WORK REQUIRED >>
Without changing a word, return the listing below, minus its images.

*** WORKING DATA Section Begins ***

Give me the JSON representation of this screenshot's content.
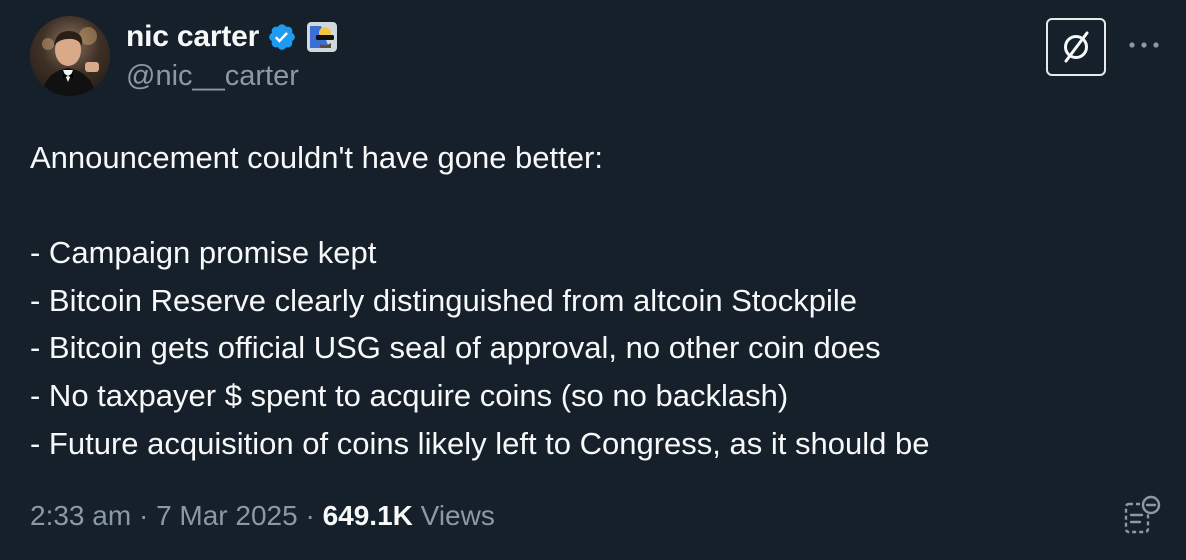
{
  "author": {
    "display_name": "nic carter",
    "handle": "@nic__carter",
    "verified_icon": "verified-badge-icon",
    "affiliation_icon": "affiliation-badge-icon"
  },
  "tweet": {
    "lines": [
      "Announcement couldn't have gone better:",
      "",
      "- Campaign promise kept",
      "- Bitcoin Reserve clearly distinguished from altcoin Stockpile",
      "- Bitcoin gets official USG seal of approval, no other coin does",
      "- No taxpayer $ spent to acquire coins (so no backlash)",
      "- Future acquisition of coins likely left to Congress, as it should be"
    ]
  },
  "meta": {
    "time": "2:33 am",
    "separator": " · ",
    "date": "7 Mar 2025",
    "views_count": "649.1K",
    "views_label": " Views"
  },
  "icons": {
    "brand": "brand-logo-icon",
    "more": "more-options-icon",
    "notes": "community-notes-icon"
  },
  "colors": {
    "background": "#15202b",
    "text": "#f7f9f9",
    "secondary": "#8b98a5",
    "verified": "#1d9bf0"
  }
}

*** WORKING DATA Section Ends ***

RESPONSE FOR THIS EXERCISE >>
Give me the JSON representation of this screenshot's content.
{
  "author": {
    "display_name": "nic carter",
    "handle": "@nic__carter",
    "verified_icon": "verified-badge-icon",
    "affiliation_icon": "affiliation-badge-icon"
  },
  "tweet": {
    "lines": [
      "Announcement couldn't have gone better:",
      "",
      "- Campaign promise kept",
      "- Bitcoin Reserve clearly distinguished from altcoin Stockpile",
      "- Bitcoin gets official USG seal of approval, no other coin does",
      "- No taxpayer $ spent to acquire coins (so no backlash)",
      "- Future acquisition of coins likely left to Congress, as it should be"
    ]
  },
  "meta": {
    "time": "2:33 am",
    "separator": " · ",
    "date": "7 Mar 2025",
    "views_count": "649.1K",
    "views_label": " Views"
  },
  "icons": {
    "brand": "brand-logo-icon",
    "more": "more-options-icon",
    "notes": "community-notes-icon"
  },
  "colors": {
    "background": "#15202b",
    "text": "#f7f9f9",
    "secondary": "#8b98a5",
    "verified": "#1d9bf0"
  }
}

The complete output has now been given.